Still another story tells of a caddie nick-named "Last Call" because he never failed to miss last call in a bar. It is hinted that he got this name as a caddie, when the reality is different. He earned that moniker as a player, and that behavior might be one of the reasons he never really made it as a player.
Even though as a whole I enjoyed the book, I am often drawn to little details and errors that others might not notice or even care about.
For example, long-time legendary CBS Sports Associate Director Chuck Will is referred to as "Chuck Wills" in a couple of places. It is not clear if this was intentional as a direct quote or just missed in the editing process.
In the chapter on caddie nicknames, there is a reference to Jeff "Squeaky" Medlin, saying he "HAS (emphasis added) a really high-pitched voice." The only problem here is syntax, as Squeaky died in 1997 of leukemia. If it is not Medlin he is referring to, then a distinction should be made.

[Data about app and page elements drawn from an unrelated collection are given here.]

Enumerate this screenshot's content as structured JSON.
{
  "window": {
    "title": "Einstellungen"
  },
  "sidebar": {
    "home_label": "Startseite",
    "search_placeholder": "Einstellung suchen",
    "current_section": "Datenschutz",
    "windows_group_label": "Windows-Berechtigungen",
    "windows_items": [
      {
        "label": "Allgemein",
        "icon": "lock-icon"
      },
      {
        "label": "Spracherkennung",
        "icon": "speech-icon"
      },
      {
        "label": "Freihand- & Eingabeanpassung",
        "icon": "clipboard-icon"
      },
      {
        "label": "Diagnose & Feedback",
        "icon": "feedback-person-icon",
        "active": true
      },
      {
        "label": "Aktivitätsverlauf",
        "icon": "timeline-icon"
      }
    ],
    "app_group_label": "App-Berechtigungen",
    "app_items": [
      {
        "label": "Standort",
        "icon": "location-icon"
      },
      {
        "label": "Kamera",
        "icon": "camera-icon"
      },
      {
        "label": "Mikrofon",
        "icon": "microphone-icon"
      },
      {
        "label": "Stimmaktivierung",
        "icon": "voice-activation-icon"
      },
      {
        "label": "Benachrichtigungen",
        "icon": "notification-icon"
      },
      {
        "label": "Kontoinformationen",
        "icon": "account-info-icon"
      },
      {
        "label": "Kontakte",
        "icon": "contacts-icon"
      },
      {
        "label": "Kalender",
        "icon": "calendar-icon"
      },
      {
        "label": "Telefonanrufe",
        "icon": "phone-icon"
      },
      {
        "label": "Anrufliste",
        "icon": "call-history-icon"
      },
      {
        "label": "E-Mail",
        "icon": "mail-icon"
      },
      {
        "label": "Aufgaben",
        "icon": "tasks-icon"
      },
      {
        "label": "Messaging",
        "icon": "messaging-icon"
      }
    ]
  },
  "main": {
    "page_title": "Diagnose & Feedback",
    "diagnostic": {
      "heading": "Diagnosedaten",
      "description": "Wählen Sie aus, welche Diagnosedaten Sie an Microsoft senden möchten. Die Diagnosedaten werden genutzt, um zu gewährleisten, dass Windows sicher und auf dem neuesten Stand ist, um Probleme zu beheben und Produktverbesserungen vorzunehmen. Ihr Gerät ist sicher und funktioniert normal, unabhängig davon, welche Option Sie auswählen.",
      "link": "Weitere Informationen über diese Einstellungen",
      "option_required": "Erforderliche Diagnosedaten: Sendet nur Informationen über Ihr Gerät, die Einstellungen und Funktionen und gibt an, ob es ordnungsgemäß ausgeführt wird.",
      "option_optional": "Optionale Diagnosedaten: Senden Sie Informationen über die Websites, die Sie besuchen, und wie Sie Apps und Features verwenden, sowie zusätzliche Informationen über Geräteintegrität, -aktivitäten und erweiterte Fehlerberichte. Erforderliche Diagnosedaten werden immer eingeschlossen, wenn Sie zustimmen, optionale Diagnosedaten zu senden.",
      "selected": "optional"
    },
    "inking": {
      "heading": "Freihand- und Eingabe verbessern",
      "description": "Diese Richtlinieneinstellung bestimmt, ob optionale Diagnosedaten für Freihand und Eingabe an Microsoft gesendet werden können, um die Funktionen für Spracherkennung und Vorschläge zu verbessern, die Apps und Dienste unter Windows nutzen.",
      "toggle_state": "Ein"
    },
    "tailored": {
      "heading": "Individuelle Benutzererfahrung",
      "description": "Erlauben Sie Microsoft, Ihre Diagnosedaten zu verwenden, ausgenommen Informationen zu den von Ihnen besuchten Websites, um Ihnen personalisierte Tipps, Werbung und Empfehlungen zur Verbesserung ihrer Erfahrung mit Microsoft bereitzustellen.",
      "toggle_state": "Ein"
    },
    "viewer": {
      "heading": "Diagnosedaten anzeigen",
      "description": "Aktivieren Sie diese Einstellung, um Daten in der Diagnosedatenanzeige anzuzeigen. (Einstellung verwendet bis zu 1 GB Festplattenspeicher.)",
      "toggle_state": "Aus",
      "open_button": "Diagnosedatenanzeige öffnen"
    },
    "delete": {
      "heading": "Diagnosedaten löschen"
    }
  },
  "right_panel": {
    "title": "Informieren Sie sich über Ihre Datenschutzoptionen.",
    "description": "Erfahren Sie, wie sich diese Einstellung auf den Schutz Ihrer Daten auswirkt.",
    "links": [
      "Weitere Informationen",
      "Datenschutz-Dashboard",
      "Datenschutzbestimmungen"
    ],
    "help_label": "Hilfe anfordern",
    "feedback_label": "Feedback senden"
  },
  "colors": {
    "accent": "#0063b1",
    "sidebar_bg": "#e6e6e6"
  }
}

Should you read this book? If you keep your expectations low and don't let the tile seduce you, it is a good but not great read. It worked for me because if my ties to many of the players mentioned (and I once caddied for Mark Calcavecchia, who wrote one of the the forewords to the book). But this may not work for everybody.
There are better books out there for those who want deeper stories and insights. For me, the gold standard has always been Michael Bamberger's The Green Road Home. There is also the recently published Kaddy Korner - Life and Times on the PGA Tour , self-published by Mark Huber. It is this latter book that you really learn why Lynn Strickler is called the "Growler", an attitude that had not changed when I ran into him at a Tampa restaurant in 1999, 16 years after I left the greatest job someone could have.
For the record, I have been fired as a caddie. The only time it happened with the word "fired" (as opposed to not being on the same bag in consecutive weeks without explanation) was when Curt Byrum of The Golf Channel fired me before our practice round at the Quad Cities Open in Moline, Illinois. We had made the cut in Milwaukee the week before. Call it karma or fate, I picked up a Gary Trivisonno's bag for the Monday qualifier, we qualified for the tournament, and made the cut. Curt did not make the cut.